Abuse of charitable organizations
The tax code offers benefits for philanthropic taxpayers. It does not, however, reward those who set up improper nonprofit groups or illegally donate to them.
A common charitable scam is one that makes it seem like money or an asset was donated. Under these arrangements, the donations are claimed as tax-deductible gifts, but the donor still has control over the assets or income from the donated property.
Quick quiz: When is a gift not a gift? When you still control it. And that means this donation arrangement doesn't pass IRS charitable organization muster.
The legal, but less common contribution choice of noncash assets also comes into play in charity-related scams. These donations are often highly overvalued, says the IRS, or the organization to which the assets are given promises the donor that he or she can repurchase the gift later at a price the donor sets.

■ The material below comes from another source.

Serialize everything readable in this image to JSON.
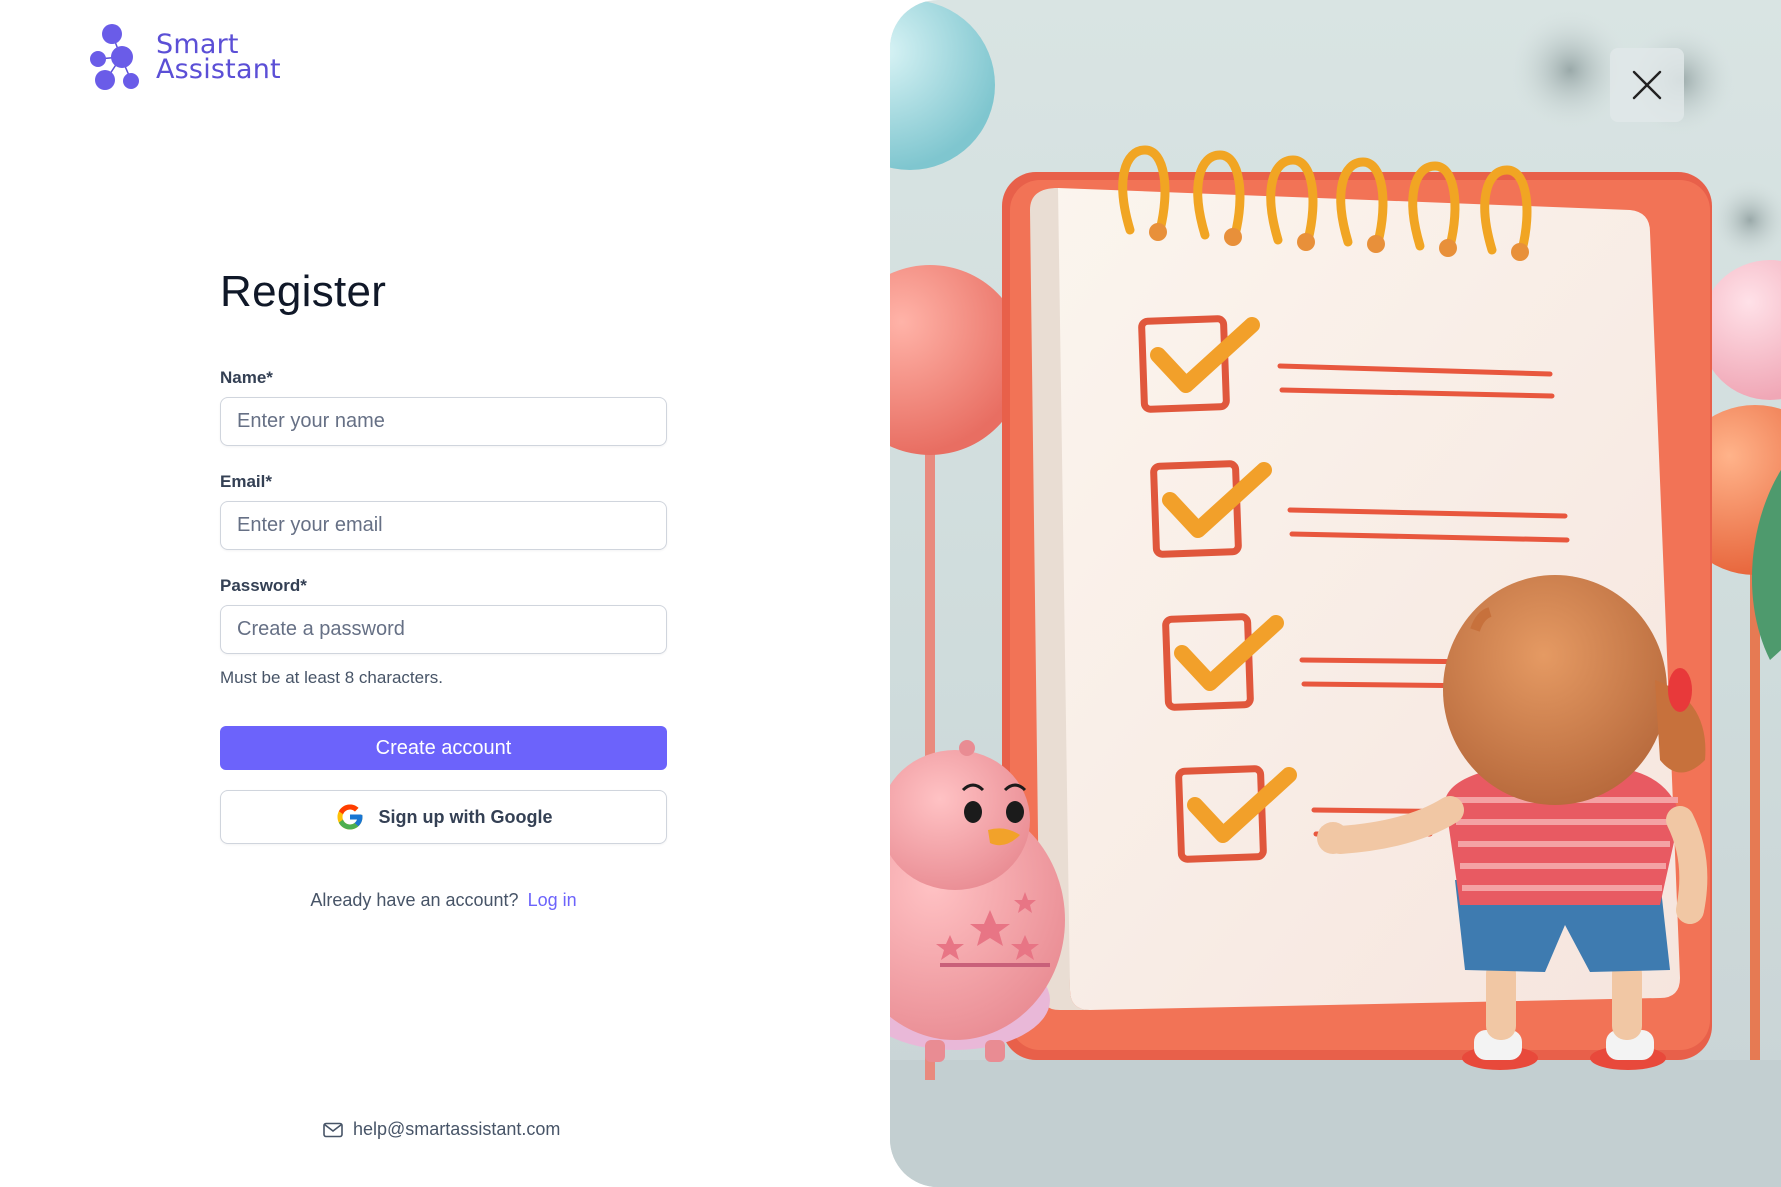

Because of this type of scam and other concerns about noncash contributions, tougher laws are now on the books. The Pension Protection Act of 2006 increased penalties for inaccurate property value assessments and set new standards for qualified appraisals.